An internal government watchdog has found that the Department of Veterans Affairs (VA) prematurely denied thousands of claims related to water contamination at the Camp Lejeune military base.
Meanwhile, California has approved a ban on gas-powered cars, and Utah is suing the Biden administration over restored boundaries for national monuments.
Thousands of victims’ claims mishandled: watchdog
The Department of Veterans Affairs (VA) mishandled up to 1 in 3 veterans’ claims relating to water contamination at Camp Lejeune, according to a report released Thursday by the department’s Office of Inspector General (OIG).
- Some 1 million people may have been exposed to contaminated water at the training facility between August 1953 and December 1987, according to the OIG report. OIG investigators found that the department prematurely denied more than 17,000 of the claims before sending the claimants’ letters asking for further documentation of exposure.
- In another 2,300 cases, the department recorded incorrect effective dates for benefit eligibility, according to the report. Not all the mishandled cases would necessarily have resulted in benefit payouts, but veterans were underpaid by at least $13.8 million over a four-year period due to failure to assign the earliest effective date, according to the watchdog.
The big problem: The contaminants in question are associated with a number of medical conditions and complications, including kidney cancer, liver cancer, Parkinson’s disease and non-Hodgkin’s lymphoma. The VA has also expanded eligibility for disability payments to people who have a different condition than the eight listed that they can prove is connected to exposure to contaminated water.
“The OIG found that errors were less likely to occur at the Louisville Regional Office, which processes most Camp Lejeune-related claims; staff from other VA regional offices lacked experience processing these claims,” the report states.
The watchdog recommended the Veterans Benefits Administration either develop a plan to reduce the processing errors at regional offices or centralize Camp Lejeune-related claims at the Louisville office.
California approves 2035 sales ban for gas cars
The California Air Resources Board voted on Thursday to ban the sale of gas-powered cars starting in 2035.
- The state’s Advanced Clean Cars II rule would ratchet up the proportion of electric or non-emitting cars required to be sold in the state annually, until new sales must be 100 percent electric starting in 2035.
- The rule is expected to have impacts beyond California’s borders, as other states can also adopt the standards. Officials from New York, Oregon, Washington state and Rhode Island told CNN that they plan to adopt California’s rule.
The measure is aimed at both limiting the state’s contribution to climate change and bettering public health by exposing fewer people to pollution like smog.
“California now has a groundbreaking, world-leading plan to achieve 100 percent zero-emission vehicle sales by 2035. It’s ambitious, it’s innovative, it’s the action we must take if we’re serious about leaving this planet better off for future generations,” California Gov. Gavin Newsom (D) said in a statement shared with The Hill.

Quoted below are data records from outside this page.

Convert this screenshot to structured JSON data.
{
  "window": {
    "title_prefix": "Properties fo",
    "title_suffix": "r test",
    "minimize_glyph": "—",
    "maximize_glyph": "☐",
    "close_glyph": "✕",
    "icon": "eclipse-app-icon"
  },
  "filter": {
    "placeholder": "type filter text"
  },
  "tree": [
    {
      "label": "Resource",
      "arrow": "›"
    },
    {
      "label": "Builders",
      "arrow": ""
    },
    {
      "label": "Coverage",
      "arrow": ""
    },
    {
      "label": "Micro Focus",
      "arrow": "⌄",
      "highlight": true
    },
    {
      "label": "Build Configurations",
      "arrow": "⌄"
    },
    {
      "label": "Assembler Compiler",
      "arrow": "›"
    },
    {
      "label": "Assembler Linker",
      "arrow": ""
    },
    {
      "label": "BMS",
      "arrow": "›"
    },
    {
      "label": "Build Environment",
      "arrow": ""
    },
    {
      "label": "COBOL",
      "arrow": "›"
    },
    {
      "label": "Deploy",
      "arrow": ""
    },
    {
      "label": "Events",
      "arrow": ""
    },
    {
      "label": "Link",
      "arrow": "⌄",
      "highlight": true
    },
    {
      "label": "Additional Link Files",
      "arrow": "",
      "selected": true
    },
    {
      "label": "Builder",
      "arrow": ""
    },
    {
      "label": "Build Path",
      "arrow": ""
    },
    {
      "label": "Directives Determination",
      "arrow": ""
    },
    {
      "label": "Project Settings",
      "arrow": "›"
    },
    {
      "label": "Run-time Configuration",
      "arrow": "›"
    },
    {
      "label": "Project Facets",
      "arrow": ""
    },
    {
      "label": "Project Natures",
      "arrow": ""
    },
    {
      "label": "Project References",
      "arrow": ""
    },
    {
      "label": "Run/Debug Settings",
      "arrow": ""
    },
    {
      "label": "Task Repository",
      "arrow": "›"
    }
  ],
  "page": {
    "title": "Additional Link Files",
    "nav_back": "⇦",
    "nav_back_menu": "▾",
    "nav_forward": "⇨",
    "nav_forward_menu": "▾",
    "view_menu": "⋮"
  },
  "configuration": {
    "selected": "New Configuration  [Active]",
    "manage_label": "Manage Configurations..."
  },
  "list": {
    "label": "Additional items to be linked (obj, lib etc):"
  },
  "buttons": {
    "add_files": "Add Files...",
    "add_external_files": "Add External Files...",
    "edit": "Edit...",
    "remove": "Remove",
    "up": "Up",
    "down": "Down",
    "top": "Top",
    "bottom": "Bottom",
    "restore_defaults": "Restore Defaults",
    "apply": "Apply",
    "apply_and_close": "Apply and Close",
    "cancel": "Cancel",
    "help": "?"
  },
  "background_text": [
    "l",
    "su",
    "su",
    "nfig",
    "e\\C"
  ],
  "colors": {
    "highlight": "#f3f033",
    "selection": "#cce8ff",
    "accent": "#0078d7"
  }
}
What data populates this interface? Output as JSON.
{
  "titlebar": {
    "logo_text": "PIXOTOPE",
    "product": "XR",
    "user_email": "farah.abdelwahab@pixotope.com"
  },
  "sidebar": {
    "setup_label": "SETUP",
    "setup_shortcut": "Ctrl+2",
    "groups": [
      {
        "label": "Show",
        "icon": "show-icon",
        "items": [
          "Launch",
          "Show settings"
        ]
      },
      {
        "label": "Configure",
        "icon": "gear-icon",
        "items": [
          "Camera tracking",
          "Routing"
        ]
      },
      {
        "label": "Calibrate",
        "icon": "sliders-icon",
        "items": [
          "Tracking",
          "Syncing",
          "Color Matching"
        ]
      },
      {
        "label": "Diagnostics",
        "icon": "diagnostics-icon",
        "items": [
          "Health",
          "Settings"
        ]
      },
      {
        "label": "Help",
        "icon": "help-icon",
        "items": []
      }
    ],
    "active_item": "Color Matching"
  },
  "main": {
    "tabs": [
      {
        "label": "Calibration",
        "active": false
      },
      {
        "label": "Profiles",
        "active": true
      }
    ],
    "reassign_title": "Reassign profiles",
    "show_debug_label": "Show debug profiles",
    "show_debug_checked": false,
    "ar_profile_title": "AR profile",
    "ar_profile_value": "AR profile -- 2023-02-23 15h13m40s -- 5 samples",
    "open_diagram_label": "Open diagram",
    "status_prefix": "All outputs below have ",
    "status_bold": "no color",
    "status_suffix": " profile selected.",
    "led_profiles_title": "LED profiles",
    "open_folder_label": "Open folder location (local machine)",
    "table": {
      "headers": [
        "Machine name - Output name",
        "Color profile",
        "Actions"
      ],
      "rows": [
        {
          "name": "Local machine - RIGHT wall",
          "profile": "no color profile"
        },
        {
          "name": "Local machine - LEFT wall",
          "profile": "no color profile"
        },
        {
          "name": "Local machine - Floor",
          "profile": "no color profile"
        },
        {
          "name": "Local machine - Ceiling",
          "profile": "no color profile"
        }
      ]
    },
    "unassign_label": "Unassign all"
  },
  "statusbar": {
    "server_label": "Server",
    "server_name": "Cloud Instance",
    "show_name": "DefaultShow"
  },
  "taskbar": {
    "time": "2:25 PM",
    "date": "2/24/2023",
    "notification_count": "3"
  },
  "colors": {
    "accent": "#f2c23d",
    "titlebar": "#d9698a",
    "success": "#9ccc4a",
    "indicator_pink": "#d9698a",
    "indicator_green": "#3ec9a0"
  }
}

The Air Resources Board found that battery-electric vehicles are likely to be about even cost-wise with gas-powered vehicles by 2030, and it estimated that by 2035, consumers are likely to save $7,900 in maintenance and operational costs over the first 10 years of electric vehicle ownership.
UTAH SUES BIDEN OVER MONUMENT BOUNDARIES
The state of Utah is suing the Biden administration over its decision to restore the size of two national monuments that were shrunk by then-President Trump.
- The size of the Grand Staircase-Escalante and Bears Ears monuments, both located in Utah, were cut by nearly half and about 85 percent, respectively, during the Trump administration.
- These monuments were initially designated under the Clinton and Obama administrations.
In deciding to restore the monuments’ original sizes, Biden invoked tribal rights, calling Bears Ears “a place of healing … a place of reverence, a sacred homeland to hundreds of generations of native peoples.”
But, the state of Utah and two of its counties argued in court that the monuments are too big and a violation of the Antiquities Act, which gives presidents the right to protect historic landmarks and other areas of significance.
They specifically argued that Biden’s move was not compatible with the part of the law that says parcels put aside for protections “shall be confined to the smallest area compatible with the proper care and management of the objects to be protected.”
And they said that Biden’s move would “stifle local economic activity, impact local culture and tradition, lock up potentially critical minerals, destroy jobs, and impose exasperating and costly burdens on local and state governments.”
WHAT WE’RE READING
- The EPA Just Quietly Got Stronger (The Atlantic)
- Texas grid avoids summer blackouts with $1 billion in extra spending (Reuters)
- Pace of Climate Change Sends Economists Back to Drawing Board (The New York Times)
- Dinosaur tracks from 113 million years ago uncovered due to severe drought conditions at Dinosaur Valley State Park (CNN)
- Appalachian, Indigenous pipeline foes say climate deal ‘left us to burn’ (The Washington Post)
That’s it for today, thanks for reading. Check out The Hill’s Energy & Environment page for the latest news and coverage. We’ll see you tomorrow.